In Part 1 of this post, I covered an emerging story of conflicts of interest within the American Psychiatric Association (APA). The controversy concerns a new “Computerized Adaptive Test” (CAT) that can be used to tell the severity of depression – a ‘dimensional’ measure.
I said that Part 2 would look at the test itself. But I’ve decided to split this further. In this post, I’ll be looking at the ‘practical’ aspects of the CAT. In Part 3 I’ll examine the science and statistics behind it.
To recap, the CAT is a software program developed by University of Chicago statistician Robert Gibbons, with the help of colleagues including David Kupfer, who headed the development of the DSM-5 manual. (N.B. I am here using “CAT” to refer to the CAT-DI – Depression Inventory. Gibbons et al have a family of other CATs for other mental health symptoms, at different stages of development.)
The CAT is essentially a self-report questionnaire – it estimates the severity of depression by asking people how they feel. However, unlike a simple pen and paper system, the CAT adaptively chooses which questions to ask, based on the subject’s responses to previous ones. There’s a bank of hundreds of questions, but any given subject only has to answer some 12. In a paper announcing the results of pilot studies, Gibbons et al say this provides for quick and accurate measurement.
How will this work in practice? This is unclear at present. Gibbons has formed a company, Psychiatric Assessment Inc. (also known as Adaptive Testing Technologies) and has issued founder’s shares to Kupfer, amongst others. Their website describes the CAT, but doesn’t describe how to get access to it, and doesn’t mention prices at all. Nonetheless, the fact that a company has been formed, and shares issued, suggests that profit is on the table.

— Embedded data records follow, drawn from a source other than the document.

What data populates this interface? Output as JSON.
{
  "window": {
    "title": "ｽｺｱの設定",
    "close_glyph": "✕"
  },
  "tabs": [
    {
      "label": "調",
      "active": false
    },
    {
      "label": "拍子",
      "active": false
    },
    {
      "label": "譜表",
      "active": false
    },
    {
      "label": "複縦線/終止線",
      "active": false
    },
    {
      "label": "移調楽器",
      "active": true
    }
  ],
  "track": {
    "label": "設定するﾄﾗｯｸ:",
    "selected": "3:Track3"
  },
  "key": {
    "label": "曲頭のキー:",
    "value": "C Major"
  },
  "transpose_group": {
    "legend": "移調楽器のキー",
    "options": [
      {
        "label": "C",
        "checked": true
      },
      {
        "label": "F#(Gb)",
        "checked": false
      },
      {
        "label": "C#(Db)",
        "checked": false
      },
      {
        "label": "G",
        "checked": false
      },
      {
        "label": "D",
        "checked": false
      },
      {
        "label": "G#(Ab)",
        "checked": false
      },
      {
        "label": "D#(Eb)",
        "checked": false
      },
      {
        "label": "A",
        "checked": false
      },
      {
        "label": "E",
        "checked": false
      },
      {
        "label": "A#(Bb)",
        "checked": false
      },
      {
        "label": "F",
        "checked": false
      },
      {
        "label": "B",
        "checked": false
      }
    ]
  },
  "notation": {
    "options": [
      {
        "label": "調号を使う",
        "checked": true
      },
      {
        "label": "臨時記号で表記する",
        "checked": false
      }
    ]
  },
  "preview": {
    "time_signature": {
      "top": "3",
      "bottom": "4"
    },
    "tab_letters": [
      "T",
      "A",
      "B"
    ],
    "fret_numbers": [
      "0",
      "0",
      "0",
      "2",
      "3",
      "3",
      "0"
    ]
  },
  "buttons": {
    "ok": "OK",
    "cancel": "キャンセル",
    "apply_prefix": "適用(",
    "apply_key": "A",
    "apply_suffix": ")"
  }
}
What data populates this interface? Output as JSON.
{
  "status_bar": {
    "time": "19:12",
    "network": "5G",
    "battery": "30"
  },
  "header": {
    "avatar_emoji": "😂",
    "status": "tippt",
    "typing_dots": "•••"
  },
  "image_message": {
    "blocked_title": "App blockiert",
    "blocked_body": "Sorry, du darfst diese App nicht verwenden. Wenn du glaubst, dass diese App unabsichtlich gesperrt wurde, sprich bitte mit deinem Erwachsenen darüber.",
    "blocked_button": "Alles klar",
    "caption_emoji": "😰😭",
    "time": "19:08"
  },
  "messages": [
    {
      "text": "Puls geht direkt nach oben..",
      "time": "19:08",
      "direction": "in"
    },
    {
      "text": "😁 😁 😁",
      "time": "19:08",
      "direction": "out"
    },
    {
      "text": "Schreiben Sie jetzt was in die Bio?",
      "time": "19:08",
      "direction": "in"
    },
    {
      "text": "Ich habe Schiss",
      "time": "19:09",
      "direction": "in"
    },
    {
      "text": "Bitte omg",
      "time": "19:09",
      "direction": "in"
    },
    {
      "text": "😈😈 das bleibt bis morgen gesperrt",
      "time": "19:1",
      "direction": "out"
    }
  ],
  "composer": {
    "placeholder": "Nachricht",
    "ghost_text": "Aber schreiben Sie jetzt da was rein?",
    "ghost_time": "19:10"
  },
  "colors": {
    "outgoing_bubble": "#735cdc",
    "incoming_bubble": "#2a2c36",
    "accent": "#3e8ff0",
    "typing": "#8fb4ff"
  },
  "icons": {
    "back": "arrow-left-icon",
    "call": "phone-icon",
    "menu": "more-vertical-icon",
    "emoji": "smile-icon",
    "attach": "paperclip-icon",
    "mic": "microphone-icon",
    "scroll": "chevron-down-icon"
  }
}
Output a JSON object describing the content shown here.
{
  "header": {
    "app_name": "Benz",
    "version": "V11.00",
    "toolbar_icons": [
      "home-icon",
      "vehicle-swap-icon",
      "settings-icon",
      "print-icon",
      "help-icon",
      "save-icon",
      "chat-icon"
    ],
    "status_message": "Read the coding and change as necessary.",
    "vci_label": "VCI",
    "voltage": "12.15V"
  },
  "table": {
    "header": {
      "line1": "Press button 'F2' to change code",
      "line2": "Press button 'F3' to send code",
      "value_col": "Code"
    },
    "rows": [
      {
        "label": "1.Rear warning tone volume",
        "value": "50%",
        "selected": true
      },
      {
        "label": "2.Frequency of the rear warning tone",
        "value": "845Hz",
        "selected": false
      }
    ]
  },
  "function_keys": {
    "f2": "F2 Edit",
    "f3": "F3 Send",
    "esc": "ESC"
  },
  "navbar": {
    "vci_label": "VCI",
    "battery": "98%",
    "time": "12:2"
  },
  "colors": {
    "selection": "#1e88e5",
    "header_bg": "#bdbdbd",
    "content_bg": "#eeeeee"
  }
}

If so, this might be a problem.
My fundamental concern is that the CAT could end up being closed-source; a ‘black box’. The questions that the patient answers are just the front end. The core of the system are the algorithms that decide which questions to ask, and then calculate the score, which would be displayed to the patient or their doctor.

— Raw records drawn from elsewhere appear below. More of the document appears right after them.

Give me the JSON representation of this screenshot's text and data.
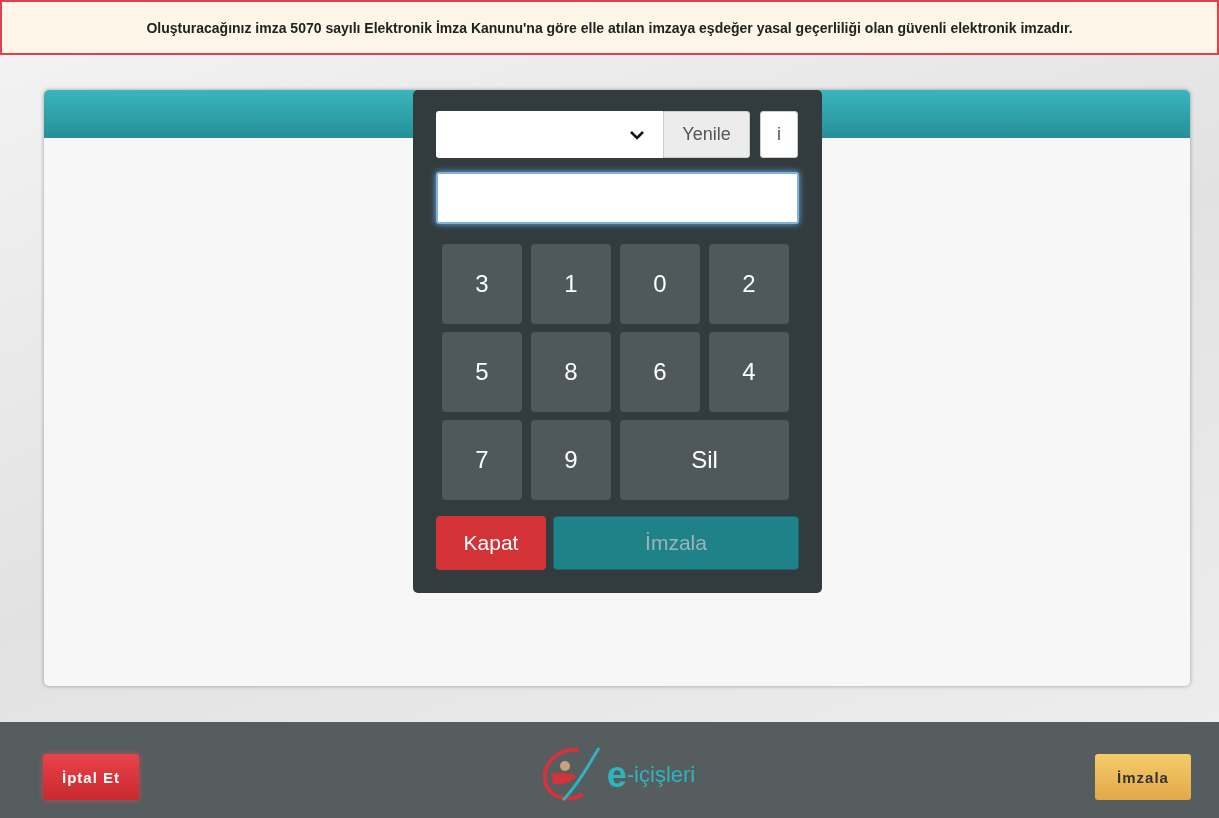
{
  "notice": {
    "text": "Oluşturacağınız imza 5070 sayılı Elektronik İmza Kanunu'na göre elle atılan imzaya eşdeğer yasal geçerliliği olan güvenli elektronik imzadır."
  },
  "keypad": {
    "refresh_button": "Yenile",
    "info_button": "i",
    "keys": [
      {
        "label": "3",
        "kind": "digit"
      },
      {
        "label": "1",
        "kind": "digit"
      },
      {
        "label": "0",
        "kind": "digit"
      },
      {
        "label": "2",
        "kind": "digit"
      },
      {
        "label": "5",
        "kind": "digit"
      },
      {
        "label": "8",
        "kind": "digit"
      },
      {
        "label": "6",
        "kind": "digit"
      },
      {
        "label": "4",
        "kind": "digit"
      },
      {
        "label": "7",
        "kind": "digit"
      },
      {
        "label": "9",
        "kind": "digit"
      },
      {
        "label": "Sil",
        "kind": "delete"
      }
    ],
    "close_button": "Kapat",
    "sign_button": {
      "label": "İmzala",
      "disabled": true
    }
  },
  "footer": {
    "cancel_button": "İptal Et",
    "logo": {
      "mark": "e",
      "text": "-içişleri"
    },
    "sign_button": "İmzala"
  }
}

Various published papers have outlined how the CAT works, but (as far as I can see) the key details are missing – the full item bank and the various parameters, derived from the pilot studies, that determine how each question is handled.) In other words, no-one can go off and program their own replication of the CAT. And if someone wants to check whether the CAT has any bugs, say, they can’t.

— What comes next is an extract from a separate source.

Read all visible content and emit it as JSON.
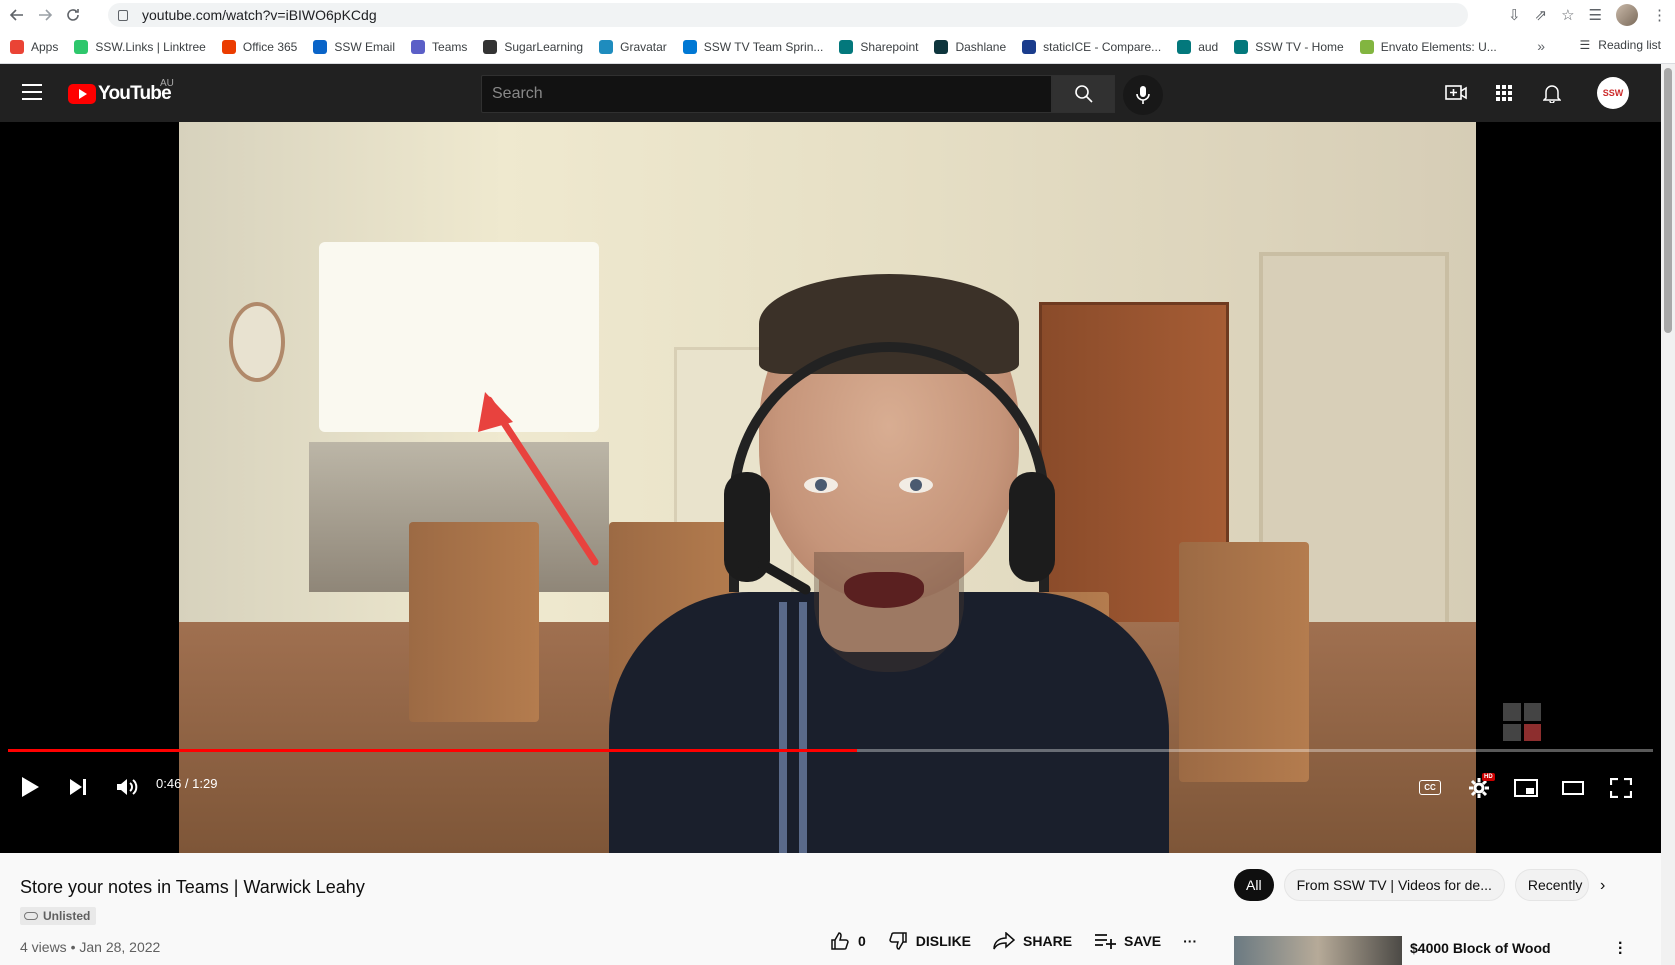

A conventional questionnaire by contrast is (by its nature) open source. If there’s a misprint, you can see it. If there’s a question that doesn’t make sense in your context, you can delete it. You can study, research, and modify to your satisfaction. Copyright prevents you from publishing your own modification of many questionnaires, but you could still use them. In other words, with an old-fashioned questionnaire, you know what you’re getting, and if you don’t like it, you can change it..
The black box, ‘secret formula’ approach that CAT appears to be heading towards is problematic – but by no means unprecedented. Neuroskeptic readers may remember CNS Response and their EEG-based depression assessment, and the MDDScore blood test for depression – to name just two. Both of these rely on secret equations.
The oldest and by far the most successful of this genre is not from psychiatry at all. The Bispectral Index can be used to monitor the depth of anaesthesia. You hook it up to the patient’s head (it’s literally a box, although not always a black one) and it uses a secret algorithm to judge their state of consciousness based on their brain activity.
All of these cases have common problems from the perspective of you, the doctor using them (and by extension, the patients):
- You can’t be sure how well the technology works and what its limitations are. You just have to trust the manufacturers – who of course, have a conflict of interest.
- User innovation is impossible. There might be an easy way to improve the system or make it better suit your needs – but you can’t.
- You’re paying money purely for the right to do something, not for the ability to do it (the hardware involved in all of the cases I mentioned is simple. If it wasn’t for the secret algorithms, it would be possible to implement these tests at low or zero cost.)
On this last point, you might object: doesn’t an inventor have a right to make money from his or her invention? In a free market, shouldn’t people be able to market the fruits of their labor?
Perhaps, but the CAT is no product of capitalism: it was developed using public money. Robert Gibbons has received $4,958,346 in National Institutes of Health (NIH) grants since 2002. The project title: Computerized Adaptive Testing – Depression Inventory. Robert Gibbons is no John Galt.
Maybe I’m jumping the gun here. No-one is monetizing the CAT yet… but if someone does, then the NIH would effectively have been providing start-up funds for a commercial enterprise. Eventually, CAT might become available on Medicare or Medicaid, in which case the American taxpayer would, outrageously, be paying for the privilege of using a product that they paid for in the first place.
But this hasn’t happened yet. Perhaps Psychiatric Assessment Inc. will turn into a nonprofit and the CAT will end up being free. How useful would it be? Find out in Part 3.